Voters throughout Tennessee went to polls Tuesday as a part of several primaries throughout the country to pick presidential candidates in the Democratic and Republican parties, known as “Super Tuesday.”
In northwest Tennessee, Henry County along the state border voted for President Donald Trump with more than 70 percent of the vote total in the 2016 general election, and many Republican voters in the county came out to vote for Trump in the primary despite no apparent primary challenger to Trump.
“He’s done a pretty good job.

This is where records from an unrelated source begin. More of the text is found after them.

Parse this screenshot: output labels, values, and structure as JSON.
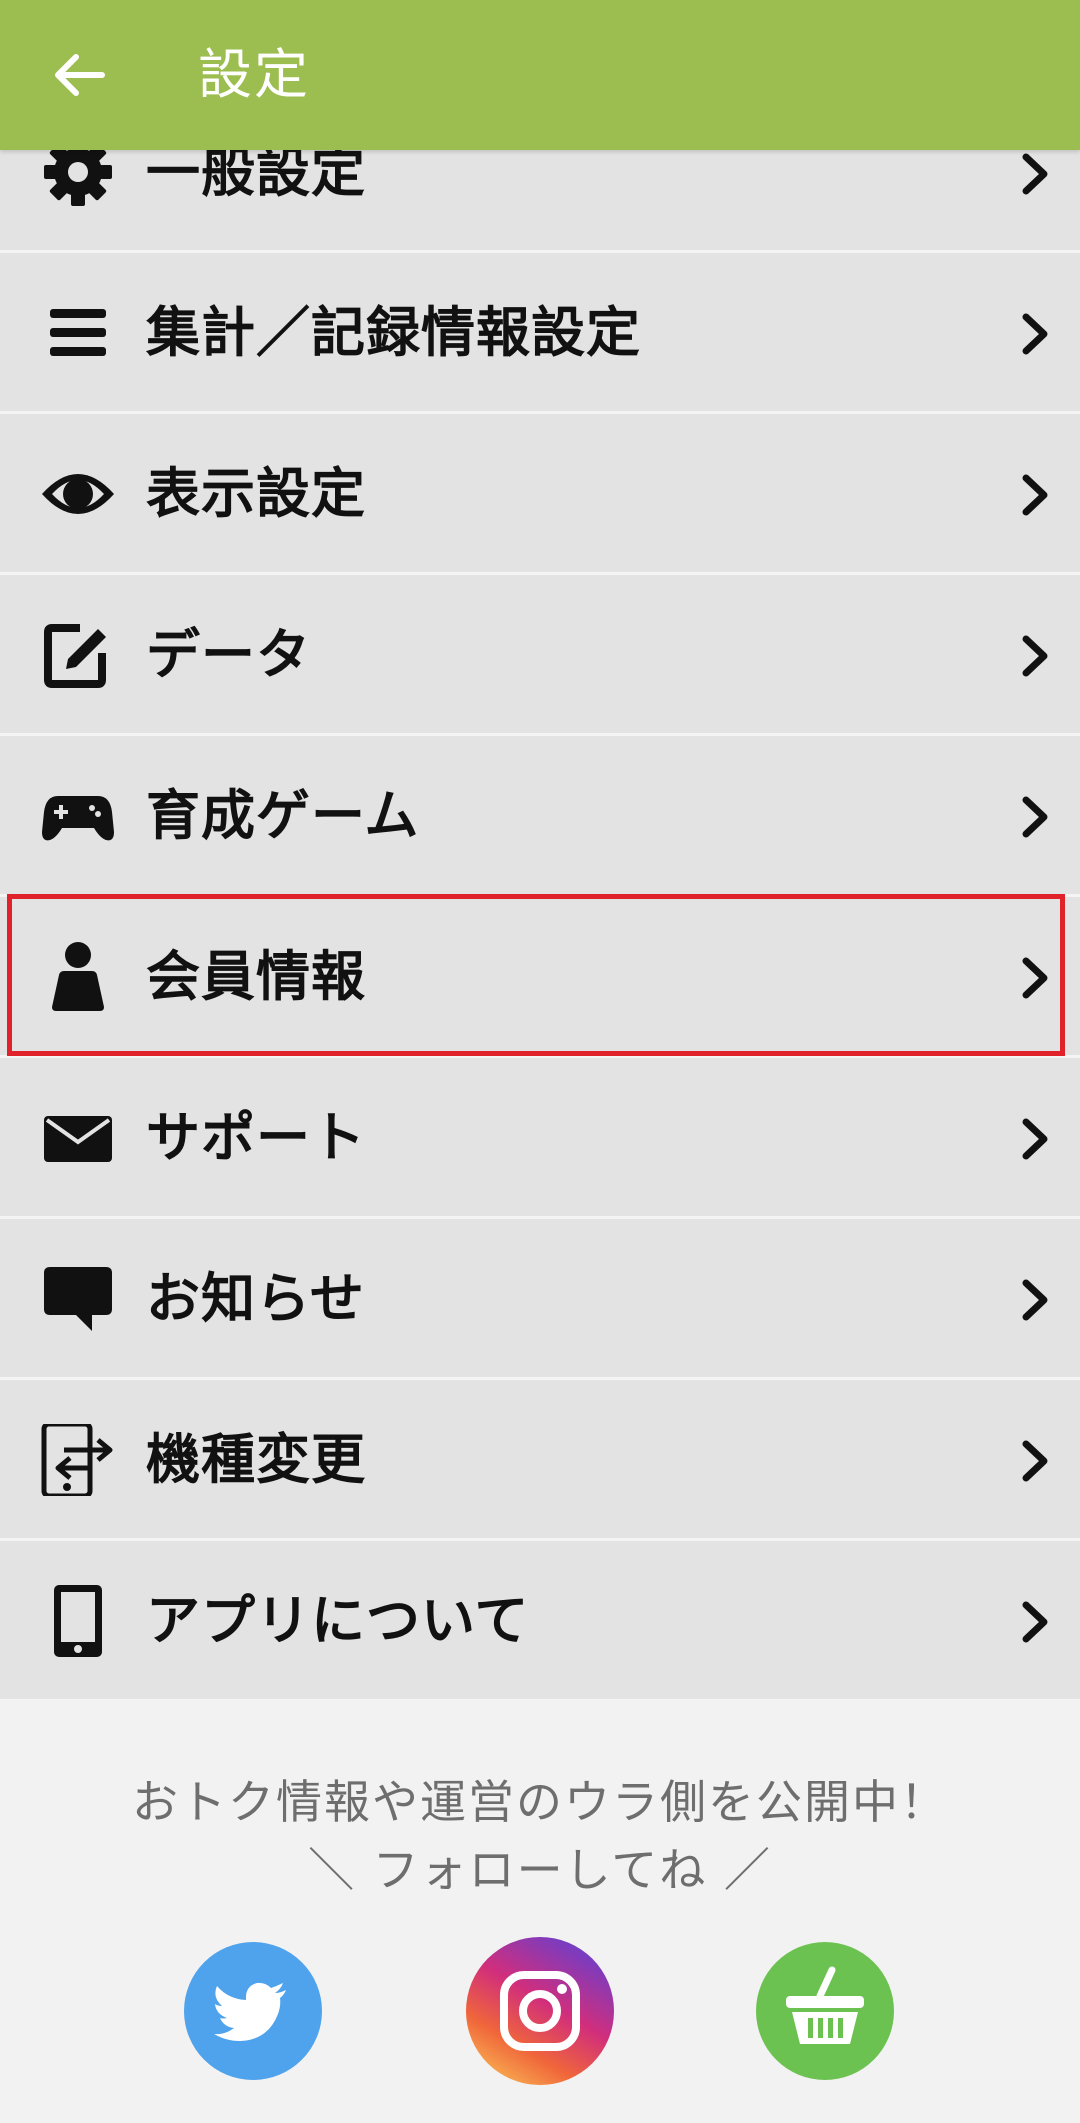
{
  "header": {
    "title": "設定",
    "back_icon": "back-arrow-icon",
    "bg_color": "#9cbd4f"
  },
  "menu": {
    "items": [
      {
        "label": "一般設定",
        "icon": "gear-icon"
      },
      {
        "label": "集計／記録情報設定",
        "icon": "list-icon"
      },
      {
        "label": "表示設定",
        "icon": "eye-icon"
      },
      {
        "label": "データ",
        "icon": "edit-icon"
      },
      {
        "label": "育成ゲーム",
        "icon": "gamepad-icon"
      },
      {
        "label": "会員情報",
        "icon": "person-icon",
        "highlighted": true
      },
      {
        "label": "サポート",
        "icon": "mail-icon"
      },
      {
        "label": "お知らせ",
        "icon": "chat-bubble-icon"
      },
      {
        "label": "機種変更",
        "icon": "phone-transfer-icon"
      },
      {
        "label": "アプリについて",
        "icon": "smartphone-icon"
      }
    ]
  },
  "promo": {
    "line1": "おトク情報や運営のウラ側を公開中！",
    "line2": "＼ フォローしてね ／",
    "social": [
      {
        "icon": "twitter-icon",
        "color": "#4fa3ec"
      },
      {
        "icon": "instagram-icon",
        "color": "#c13584"
      },
      {
        "icon": "shopping-basket-icon",
        "color": "#6cc250"
      }
    ]
  },
  "highlight_color": "#e0222b"
}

People should leave him alone and let him do his job,” said Bobby Sadler of Puryear. “I will always vote for him.”
Sadler said he thinks Trump has done well at boosting the economy the past four years, yet he believes west Tennessee still struggles to create well-paying jobs, leaving only part-time jobs with poor benefits.
“Most of them are temporary or part-time jobs working into a full-time job,” Sadler said. “It’s our local, state and county officials are the ones that can do that.”

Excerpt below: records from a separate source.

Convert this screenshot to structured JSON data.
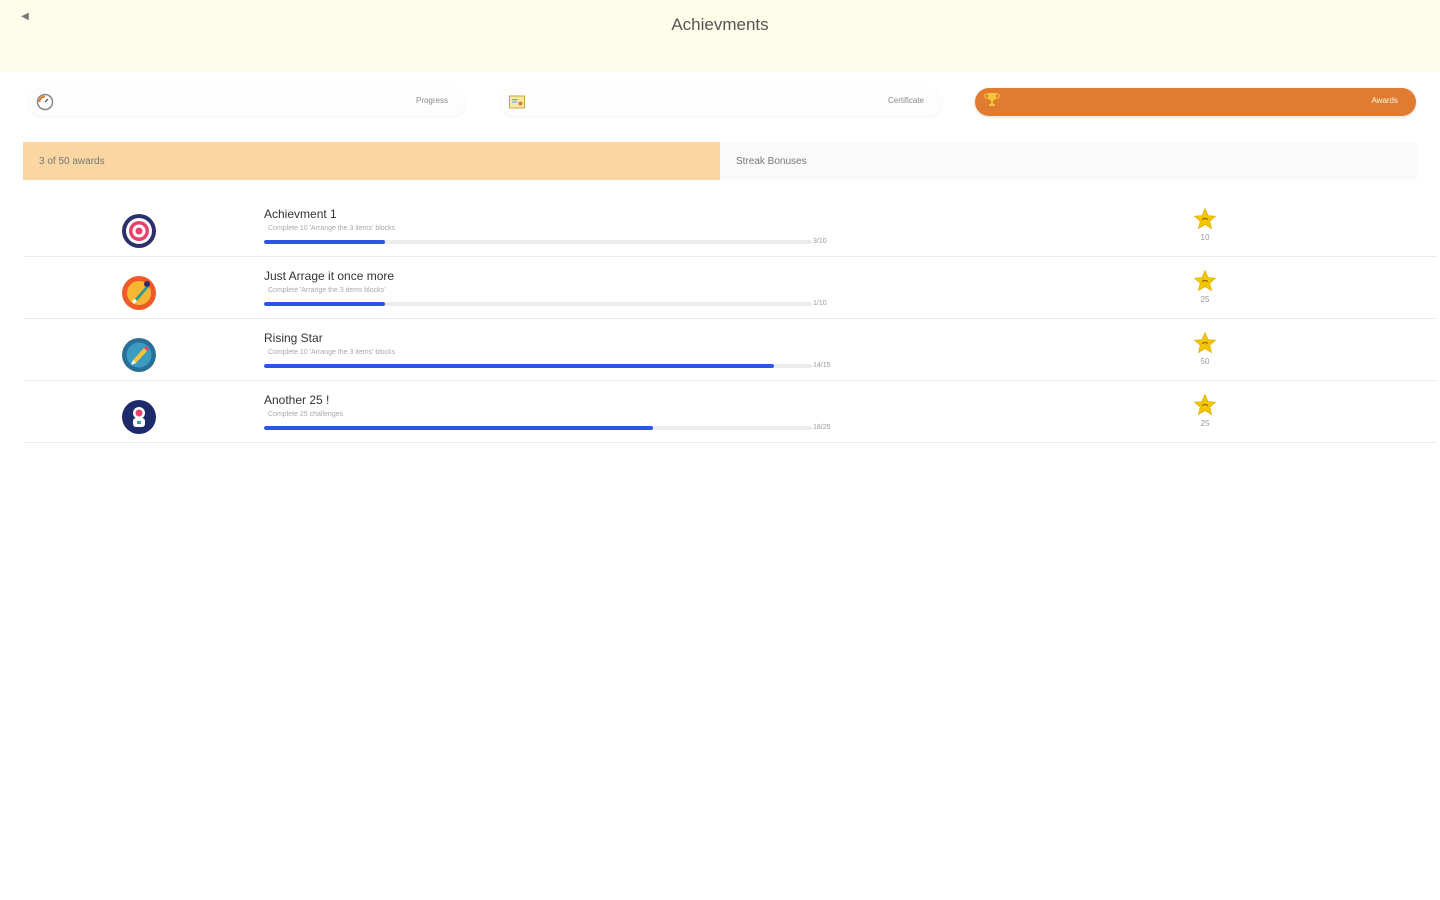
{
  "header": {
    "title": "Achievments",
    "back_icon": "back-icon"
  },
  "nav_tabs": [
    {
      "label": "Progress",
      "icon": "gauge-icon"
    },
    {
      "label": "Certificate",
      "icon": "certificate-icon"
    },
    {
      "label": "Awards",
      "icon": "trophy-icon",
      "active": true
    }
  ],
  "sub_tabs": [
    {
      "label": "3 of 50 awards",
      "active": true
    },
    {
      "label": "Streak Bonuses",
      "active": false
    }
  ],
  "achievements": [
    {
      "name": "Achievment 1",
      "description": "Complete 10 'Arrange the 3 items' blocks",
      "progress_text": "3/10",
      "progress": 0.22,
      "points": "10",
      "badge_icon": "target-badge-icon"
    },
    {
      "name": "Just Arrage it once more",
      "description": "Complete 'Arrange the 3 items blocks'",
      "progress_text": "1/10",
      "progress": 0.22,
      "points": "25",
      "badge_icon": "rocket-badge-icon"
    },
    {
      "name": "Rising Star",
      "description": "Complete 10 'Arrange the 3 items' blocks",
      "progress_text": "14/15",
      "progress": 0.93,
      "points": "50",
      "badge_icon": "pencil-badge-icon"
    },
    {
      "name": "Another 25 !",
      "description": "Complete 25 challenges",
      "progress_text": "18/25",
      "progress": 0.71,
      "points": "25",
      "badge_icon": "astronaut-badge-icon"
    }
  ],
  "colors": {
    "header_bg": "#fefde9",
    "awards_tab": "#e07b30",
    "sub_tab_active": "#fad7a2",
    "progress_fill": "#2a55e6",
    "star": "#f2c500"
  }
}
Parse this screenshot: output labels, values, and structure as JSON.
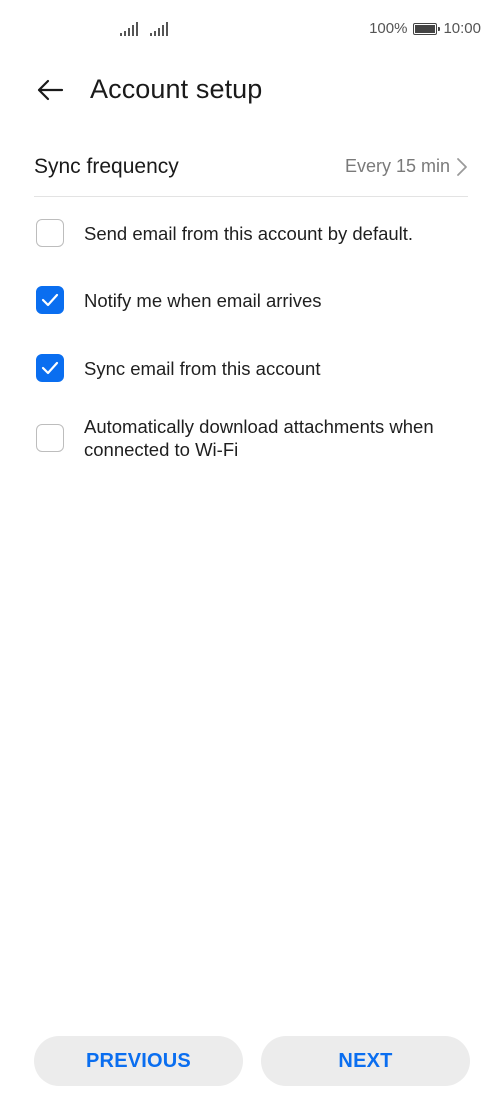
{
  "status_bar": {
    "battery_percent": "100%",
    "time": "10:00",
    "battery_level": 1.0
  },
  "header": {
    "title": "Account setup",
    "back_icon": "arrow-left-icon"
  },
  "sync_frequency": {
    "label": "Sync frequency",
    "value": "Every 15 min",
    "icon": "chevron-right-icon"
  },
  "options": [
    {
      "label": "Send email from this account by default.",
      "checked": false
    },
    {
      "label": "Notify me when email arrives",
      "checked": true
    },
    {
      "label": "Sync email from this account",
      "checked": true
    },
    {
      "label": "Automatically download attachments when connected to Wi-Fi",
      "checked": false
    }
  ],
  "buttons": {
    "previous": "PREVIOUS",
    "next": "NEXT"
  },
  "colors": {
    "accent": "#0a6ef0",
    "button_bg": "#ececec"
  }
}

Democratic voters are choosing between several candidates vying for the party’s nomination. Kellyanne Bargeman, also of Puryear, said she voted for U.S. Senator Bernie Sanders because of his support of a single-payer healthcare system through expanding Medicare.
Kellyanne said her personal experiences with healthcare influenced her vote. She said she went to the hospital recently and couldn’t afford the subsequent bills.
“A couple of weeks ago, I was having severe chest pains and waited for hours before going to the hospital. Had it been something serious, I probably would have died,” she said. “The reason why is that I don’t have insurance. And there’s no reason why anyone in this country should be dying at home and not seeking help.”
James Williams of Paris voted former U.S. Vice-President Joe Biden over Sanders. He said he supports Sanders’ progressive policies, but doesn’t think Sanders will overcome opposition to his policies in the national Democratic party.
“The DNC, I don’t think his thing is going to fly,” Williams said. “Especially in [northwest Tennessee], anything about raising taxes, I don’t care if it’s for healthcare, education, anything -- they’re against it.”
Williams said he’s willing to vote for whoever the eventual Democratic nominee is, who opposes Trump.